Is this relationship shown in Figure 5 entirely accurate? Of course not, the vagaries of the smoothing process guarantee that it isn’t a precise measure.
But it clearly establishes what I’ve been saying for a while, which is that parasitic loss is a function of temperature, and that at the top end of the scale, the marginal losses are quite large, close to 100%.
Now, as you can see, nowhere is the parasitic loss more than about 30% … but the important finding is that the marginal loss, the loss due to each additional watt of energy gain, is around 100% at the warm end of the planet. Here is the parasitic loss for the planet as a whole versus total surface input as shown in Figure 2:
Figure 6. Change in parasitic loss (in W/m2) for each additional W/m2 of surface input, as in Figure 5, but for the planet as a whole.Change in parasitic loss (in W/m2) for each additional W/m2 of surface input. “Wobbles”, the looped parts in the two graphed lines reflect subtle changes in the loess smooth, and can be ignored.
Note also that across the main part of the range, which is to say in most of the planet except the tropics and poles, about half of each additional watt of energy increase doesn’t warm the surface … it simply goes into parasitic loss that cools the surface and warms the atmosphere.
Best to all,
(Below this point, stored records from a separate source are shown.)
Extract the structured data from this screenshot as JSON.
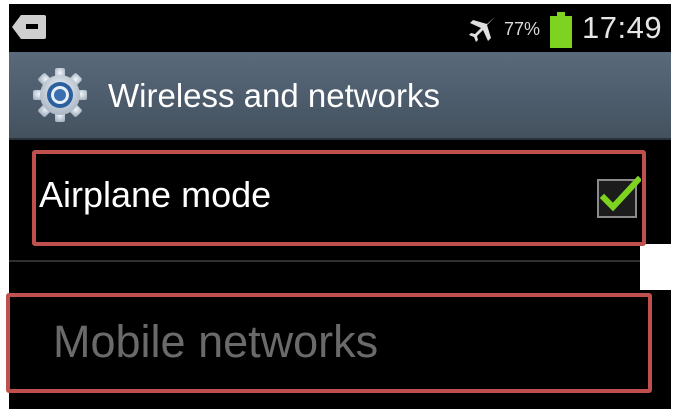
{
  "status_bar": {
    "back_icon": "back-icon",
    "airplane_icon": "airplane-icon",
    "battery_percent": "77%",
    "battery_level": 0.77,
    "time": "17:49"
  },
  "header": {
    "icon": "gear-icon",
    "title": "Wireless and networks"
  },
  "settings": {
    "airplane_mode": {
      "label": "Airplane mode",
      "checked": true
    },
    "mobile_networks": {
      "label": "Mobile networks",
      "enabled": false
    }
  },
  "colors": {
    "highlight": "#c0504d",
    "checkmark": "#7ed321",
    "battery": "#7ed321",
    "disabled_text": "#6a6a6a"
  }
}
PS—If you disagree with what I’ve said please quote my words. That lets all of us know just exactly what you disagree with …